Main study parameters/endpoints:

Proportions of persons with a low morning plasma cortisol or low cortisol after an ACTH stimulation test. Correlation between cortisol in plasma and hair cortisol.

Nature and extent of the burden and risks associated with participation, benefit and group relatedness: Each person will be screened with a history and a short physical examination. A venous cannula will be inserted for obtaining blood for the plasma cortisol and for the ACTH stimulation test. An ACTH stimulation test has no major complications. A piece of hair is cut for cortisol hair analysis. The risks and burden are minimal, while the future benefits could be great since suppression of the endogenous HPA- axis can be associated with morbidities like hypertension or osteoporosis and can even lead to an adrenal crisis when the local corticosteroid is stopped.

Detailed Description Not Provided
Study Type  ICMJE Interventional
Study Phase  ICMJE Not Applicable
Study Design  ICMJE Allocation: N/A
Intervention Model: Single Group Assignment
Masking: None (Open Label)
Primary Purpose: Diagnostic
Condition  ICMJE Adrenal Insufficiency
Intervention  ICMJE Other: ACTH stimulation test
An ACTH stimulation test will be done
Study Arms  ICMJE ACTH stimulation test
this is a single arm study. An ACTH-stimulation test will be done
Intervention: Other: ACTH stimulation test
Publications * Besemer F, Kramers C, Brinkman K, Hermus ARMM, van Herwaarden AE, Burger DM. Hypothalamic-pituitary-adrenal axis suppression by inhaled or nasal corticosteroids in HIV-infected patients. Int J Clin Pharm. 2020 Apr;42(2):347-350. doi: 10.1007/s11096-020-00995-5. Epub 2020 Mar 5.

*   Includes publications given by the data provider as well as publications identified by ClinicalTrials.gov Identifier (NCT Number) in Medline.
 
Recruitment Information
Recruitment Status  ICMJE Unknown status
Estimated Enrollment  ICMJE
 (submitted: July 15, 2015)
30
Original Estimated Enrollment  ICMJE Same as current
Estimated Study Completion Date  ICMJE February 2017
Estimated Primary Completion Date January 2017   (Final data collection date for primary outcome measure)
Eligibility Criteria  ICMJE

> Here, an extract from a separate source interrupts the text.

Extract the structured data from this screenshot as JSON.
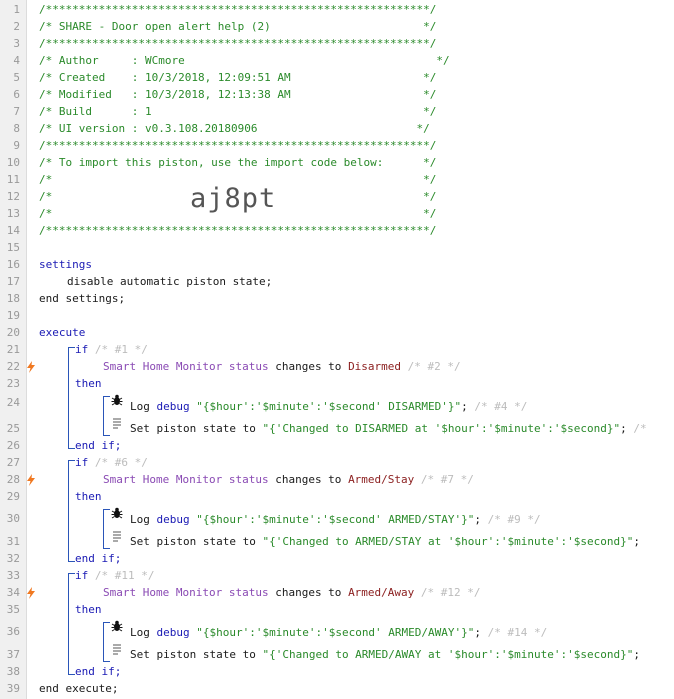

Inclusion Criteria:

  • Receive a treatment for HIV-infection
  • > 18 years old
  • Current usage of inhalation or nasal corticosteroids, for at least two weeks
  • Willing to give informed consent

Exclusion Criteria:

  • adrenal insufficiency
  • Concurrent use of topical corticosteroids, usage of oral corticosteroids in the last three months. Intramuscular or intra-articular corticosteroid injections in the last year.
  • Contra-indications for tetracosactide: allergy for tetracosactide, Cushings's syndrome, refractory heart failure, peptic ulcer, acute psychosis, adrenogenital syndrome
  • If the patient ever had an ACTH-stimulation test before
  • Pregnant female or breast-feeding female.
  • Use of oral contraceptives, since these can heighten the cortisol-binding globulin
  • Exclusion criterion for the cortisol measurements in hair: baldness
Sex/Gender  ICMJE
Sexes Eligible for Study: All
Ages  ICMJE 18 Years and older   (Adult, Older Adult)
Accepts Healthy Volunteers  ICMJE No
Contacts  ICMJE Contact information is only displayed when the study is recruiting subjects
Listed Location Countries  ICMJE Netherlands
Removed Location Countries  
 
Administrative Information
NCT Number  ICMJE NCT02501486
Other Study ID Numbers  ICMJE NL51711.091.14
Has Data Monitoring Committee Yes
U.S. FDA-regulated Product Not Provided
IPD Sharing Statement  ICMJE Not Provided
Responsible Party Radboud University
Study Sponsor  ICMJE Radboud University
Collaborators  ICMJE
  • AIDS Fonds
  • OLVG
Investigators  ICMJE
Principal Investigator: David Burger, Prof Radboud UMC Pharmacy
PRS Account Radboud University
Verification Date October 2016

ICMJE     Data element required by the International Committee of Medical Journal Editors and the World Health Organization ICTRP